**What you need to do:** The goal is to restate all of the records below word for word.

═══ Extracted entries

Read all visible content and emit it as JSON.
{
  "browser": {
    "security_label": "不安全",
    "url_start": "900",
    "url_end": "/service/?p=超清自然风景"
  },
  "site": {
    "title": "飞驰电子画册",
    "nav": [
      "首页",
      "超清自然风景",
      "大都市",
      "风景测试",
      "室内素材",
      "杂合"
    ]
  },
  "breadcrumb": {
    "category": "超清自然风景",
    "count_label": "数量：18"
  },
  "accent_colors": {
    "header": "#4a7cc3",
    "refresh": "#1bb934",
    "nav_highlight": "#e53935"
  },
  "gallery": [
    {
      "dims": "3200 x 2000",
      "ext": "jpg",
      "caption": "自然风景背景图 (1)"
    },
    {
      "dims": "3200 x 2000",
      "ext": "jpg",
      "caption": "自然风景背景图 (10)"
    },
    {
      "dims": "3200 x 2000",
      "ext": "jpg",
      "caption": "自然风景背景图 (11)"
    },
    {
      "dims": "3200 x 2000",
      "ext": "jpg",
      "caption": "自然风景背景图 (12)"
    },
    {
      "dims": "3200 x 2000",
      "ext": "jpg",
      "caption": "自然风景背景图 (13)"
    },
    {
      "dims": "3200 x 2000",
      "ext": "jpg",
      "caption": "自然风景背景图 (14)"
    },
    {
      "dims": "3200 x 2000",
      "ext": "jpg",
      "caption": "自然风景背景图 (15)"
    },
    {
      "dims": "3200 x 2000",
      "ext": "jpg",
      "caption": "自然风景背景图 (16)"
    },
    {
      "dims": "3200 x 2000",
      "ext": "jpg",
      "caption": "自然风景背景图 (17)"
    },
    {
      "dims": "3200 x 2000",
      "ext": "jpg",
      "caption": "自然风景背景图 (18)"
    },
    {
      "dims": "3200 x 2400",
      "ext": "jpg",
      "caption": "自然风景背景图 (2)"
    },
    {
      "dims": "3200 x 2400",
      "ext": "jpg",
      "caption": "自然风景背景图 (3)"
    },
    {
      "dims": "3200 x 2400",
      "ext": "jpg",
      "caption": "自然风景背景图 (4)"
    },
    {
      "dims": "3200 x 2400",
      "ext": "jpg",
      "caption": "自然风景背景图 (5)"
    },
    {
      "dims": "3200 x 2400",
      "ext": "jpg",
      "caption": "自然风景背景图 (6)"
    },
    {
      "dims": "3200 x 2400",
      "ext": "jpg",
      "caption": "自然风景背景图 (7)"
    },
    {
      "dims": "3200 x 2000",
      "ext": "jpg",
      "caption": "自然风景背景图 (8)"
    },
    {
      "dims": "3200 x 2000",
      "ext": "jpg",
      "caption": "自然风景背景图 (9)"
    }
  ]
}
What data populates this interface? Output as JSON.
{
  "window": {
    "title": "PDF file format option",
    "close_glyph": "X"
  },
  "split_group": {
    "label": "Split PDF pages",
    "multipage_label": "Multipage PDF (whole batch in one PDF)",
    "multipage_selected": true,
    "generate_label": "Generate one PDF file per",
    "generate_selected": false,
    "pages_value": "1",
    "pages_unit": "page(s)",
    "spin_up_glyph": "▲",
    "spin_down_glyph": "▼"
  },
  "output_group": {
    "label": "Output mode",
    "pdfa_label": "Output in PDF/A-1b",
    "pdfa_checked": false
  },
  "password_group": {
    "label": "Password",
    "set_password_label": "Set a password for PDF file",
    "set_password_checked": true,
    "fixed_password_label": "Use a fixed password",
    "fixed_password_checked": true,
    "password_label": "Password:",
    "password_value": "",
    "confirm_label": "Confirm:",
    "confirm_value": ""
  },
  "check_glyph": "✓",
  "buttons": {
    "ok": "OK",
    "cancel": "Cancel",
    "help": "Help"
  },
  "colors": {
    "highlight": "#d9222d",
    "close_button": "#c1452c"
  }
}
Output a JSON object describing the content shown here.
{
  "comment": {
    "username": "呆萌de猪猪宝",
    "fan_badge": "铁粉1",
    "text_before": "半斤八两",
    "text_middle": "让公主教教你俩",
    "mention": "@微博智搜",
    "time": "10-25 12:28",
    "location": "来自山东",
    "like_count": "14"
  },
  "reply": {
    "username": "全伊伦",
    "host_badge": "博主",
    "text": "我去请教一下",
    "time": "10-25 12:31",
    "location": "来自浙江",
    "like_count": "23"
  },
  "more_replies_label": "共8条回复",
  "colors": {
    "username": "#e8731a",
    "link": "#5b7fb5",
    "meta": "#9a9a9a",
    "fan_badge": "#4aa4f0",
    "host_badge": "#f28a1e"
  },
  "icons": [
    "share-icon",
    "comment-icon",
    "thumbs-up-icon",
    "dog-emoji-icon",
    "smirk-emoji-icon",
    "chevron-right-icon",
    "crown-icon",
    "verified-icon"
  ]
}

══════

**Expected answer:**
Read all visible content and emit it as JSON.
{
  "browser": {
    "security_label": "不安全",
    "url_start": "900",
    "url_end": "/service/?p=超清自然风景"
  },
  "site": {
    "title": "飞驰电子画册",
    "nav": [
      "首页",
      "超清自然风景",
      "大都市",
      "风景测试",
      "室内素材",
      "杂合"
    ]
  },
  "breadcrumb": {
    "category": "超清自然风景",
    "count_label": "数量：18"
  },
  "accent_colors": {
    "header": "#4a7cc3",
    "refresh": "#1bb934",
    "nav_highlight": "#e53935"
  },
  "gallery": [
    {
      "dims": "3200 x 2000",
      "ext": "jpg",
      "caption": "自然风景背景图 (1)"
    },
    {
      "dims": "3200 x 2000",
      "ext": "jpg",
      "caption": "自然风景背景图 (10)"
    },
    {
      "dims": "3200 x 2000",
      "ext": "jpg",
      "caption": "自然风景背景图 (11)"
    },
    {
      "dims": "3200 x 2000",
      "ext": "jpg",
      "caption": "自然风景背景图 (12)"
    },
    {
      "dims": "3200 x 2000",
      "ext": "jpg",
      "caption": "自然风景背景图 (13)"
    },
    {
      "dims": "3200 x 2000",
      "ext": "jpg",
      "caption": "自然风景背景图 (14)"
    },
    {
      "dims": "3200 x 2000",
      "ext": "jpg",
      "caption": "自然风景背景图 (15)"
    },
    {
      "dims": "3200 x 2000",
      "ext": "jpg",
      "caption": "自然风景背景图 (16)"
    },
    {
      "dims": "3200 x 2000",
      "ext": "jpg",
      "caption": "自然风景背景图 (17)"
    },
    {
      "dims": "3200 x 2000",
      "ext": "jpg",
      "caption": "自然风景背景图 (18)"
    },
    {
      "dims": "3200 x 2400",
      "ext": "jpg",
      "caption": "自然风景背景图 (2)"
    },
    {
      "dims": "3200 x 2400",
      "ext": "jpg",
      "caption": "自然风景背景图 (3)"
    },
    {
      "dims": "3200 x 2400",
      "ext": "jpg",
      "caption": "自然风景背景图 (4)"
    },
    {
      "dims": "3200 x 2400",
      "ext": "jpg",
      "caption": "自然风景背景图 (5)"
    },
    {
      "dims": "3200 x 2400",
      "ext": "jpg",
      "caption": "自然风景背景图 (6)"
    },
    {
      "dims": "3200 x 2400",
      "ext": "jpg",
      "caption": "自然风景背景图 (7)"
    },
    {
      "dims": "3200 x 2000",
      "ext": "jpg",
      "caption": "自然风景背景图 (8)"
    },
    {
      "dims": "3200 x 2000",
      "ext": "jpg",
      "caption": "自然风景背景图 (9)"
    }
  ]
}
What data populates this interface? Output as JSON.
{
  "window": {
    "title": "PDF file format option",
    "close_glyph": "X"
  },
  "split_group": {
    "label": "Split PDF pages",
    "multipage_label": "Multipage PDF (whole batch in one PDF)",
    "multipage_selected": true,
    "generate_label": "Generate one PDF file per",
    "generate_selected": false,
    "pages_value": "1",
    "pages_unit": "page(s)",
    "spin_up_glyph": "▲",
    "spin_down_glyph": "▼"
  },
  "output_group": {
    "label": "Output mode",
    "pdfa_label": "Output in PDF/A-1b",
    "pdfa_checked": false
  },
  "password_group": {
    "label": "Password",
    "set_password_label": "Set a password for PDF file",
    "set_password_checked": true,
    "fixed_password_label": "Use a fixed password",
    "fixed_password_checked": true,
    "password_label": "Password:",
    "password_value": "",
    "confirm_label": "Confirm:",
    "confirm_value": ""
  },
  "check_glyph": "✓",
  "buttons": {
    "ok": "OK",
    "cancel": "Cancel",
    "help": "Help"
  },
  "colors": {
    "highlight": "#d9222d",
    "close_button": "#c1452c"
  }
}
Output a JSON object describing the content shown here.
{
  "comment": {
    "username": "呆萌de猪猪宝",
    "fan_badge": "铁粉1",
    "text_before": "半斤八两",
    "text_middle": "让公主教教你俩",
    "mention": "@微博智搜",
    "time": "10-25 12:28",
    "location": "来自山东",
    "like_count": "14"
  },
  "reply": {
    "username": "全伊伦",
    "host_badge": "博主",
    "text": "我去请教一下",
    "time": "10-25 12:31",
    "location": "来自浙江",
    "like_count": "23"
  },
  "more_replies_label": "共8条回复",
  "colors": {
    "username": "#e8731a",
    "link": "#5b7fb5",
    "meta": "#9a9a9a",
    "fan_badge": "#4aa4f0",
    "host_badge": "#f28a1e"
  },
  "icons": [
    "share-icon",
    "comment-icon",
    "thumbs-up-icon",
    "dog-emoji-icon",
    "smirk-emoji-icon",
    "chevron-right-icon",
    "crown-icon",
    "verified-icon"
  ]
}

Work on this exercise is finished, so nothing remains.